It was so hot that - because of a quirk in the ice cream business - Swensen's an ice cream parlor on Wisconsin Avenue in Georgetown, was doing usually little business. The heat and smog kept people off the streets. Paul d'Eustachio one of the shop's managers said. So, few passer by stopped in for ice cream. "We do most of our business when it's a beautiful, 70-degree clear lay," he added.
Jeannie Combs, a secretery at the National Cancer Institute whose airconditioning was shut of balance of suburban Maryland's water breaking. Set up a fan beneath the desk where she was typing.
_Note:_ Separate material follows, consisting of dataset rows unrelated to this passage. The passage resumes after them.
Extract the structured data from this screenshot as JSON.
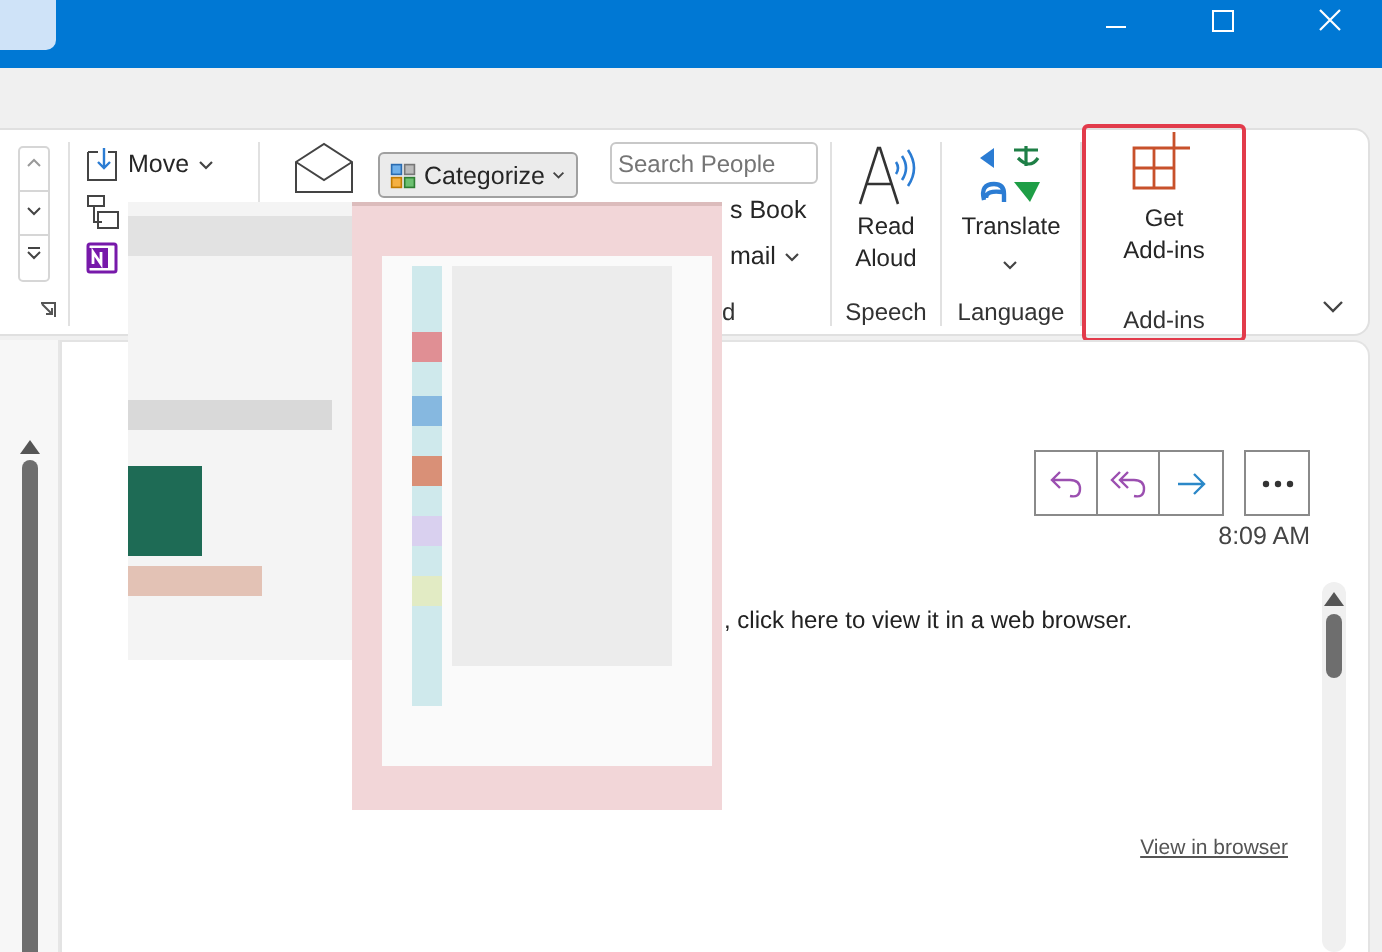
{
  "ribbon": {
    "move_button": {
      "label": "Move"
    },
    "categorize_button": {
      "label": "Categorize"
    },
    "search_field": {
      "placeholder": "Search People"
    },
    "address_book_button": {
      "label": "s Book"
    },
    "filter_email_button": {
      "label": "mail"
    },
    "find_group_label": "d",
    "read_aloud_button": {
      "label": "Read Aloud",
      "group": "Speech"
    },
    "translate_button": {
      "label": "Translate",
      "group": "Language"
    },
    "add_ins_button": {
      "label": "Get Add-ins",
      "group": "Add-ins",
      "highlighted": true
    }
  },
  "message": {
    "time": "8:09 AM",
    "body_fragment": ", click here to view it in a web browser.",
    "view_in_browser": "View in browser"
  }
}
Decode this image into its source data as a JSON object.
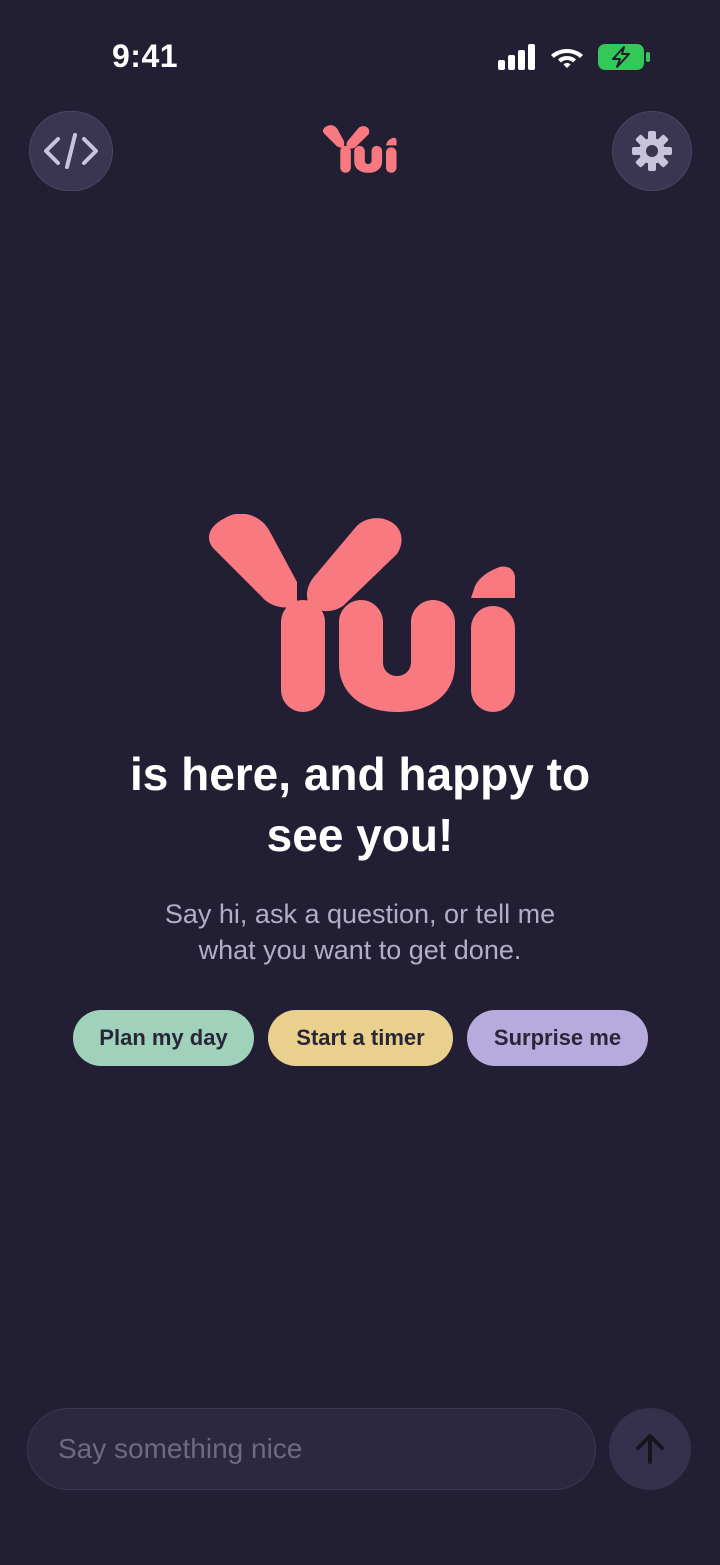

John Swift, a United Parcel Service deliveryman, hurried to get his package inside air-conditioned buildings for temporary relief from the heat.
In Orange, Va., three staff members of radio station WMJA set about the proverbial stunt for frying eggs on the hood of a car. The station interrupted its regular broadcasts for occasional "egg updates".
According to weather forecaster Hess. Washington's blistering heat stem from a simple and temporarily insoluable problem: a stagnant blanket of hot, sticky air sat down over Washington a few says ago and has refused to budge. The intermittent thundershowers, which brought bail to London County - yesterday are part of the same troubling weather phenomenon, He added.
The hot air near the ground rises, carrying with it the humidity that has tsocked Washington for days. As the hot, soggy air climbs through ecoler air above, its moisture turns to raindrops, loosing the storms that have briefly swept the area at afternoon and evening .
Despite the severity of some of the thunderstorms, Washington's rainfall has remained skimpy, amounting to less than 1/4 of an inch yesterday. Frank Forrester, information officier for the U.S. Geologicial Survey, said that yesterday's rainstorms were too localizied and isolated to have a significant effect on the Potomac River, not all usually low levels.
Washington's weather difficulties have combined, as they usually do with automobile exhausts to produce air pollution. The pollution has largely been blamed on what are known as photochemical oxidations. These results when hydrocarbons and nitrogen oxides - products of auto exhaust - are acted on by sunlight.
According to Dennis R. Bates health and environmental protection director for the Metropolitan Washington Council of Governments, the area's air quality index broke the 100 mark at the Alexandria's summer record of 140. The other two were reading of 125 in Suitland and 105 in Fairfax County, Bates said. At this level, Washington's air is officially termed "very unhealthy."
Use of electric power boosted by reliance on air conditionings, set two records in the Washington area this week. Both the Potomac Electric Power Co. and the Virginia Electric Power Compay reported that they had record electric consumption on Wednesday.
Washington's temperature did not set a record yesterday. The 94 degree high fell 4 degrees short of a 96 degree mark recorded on July 7th 1925. Today, there may be hope, of an uncomfortable sort. The previous record was 96. set in 1890. The National Weather Service has forecast that today's high temperatures may climb to 102 degrees.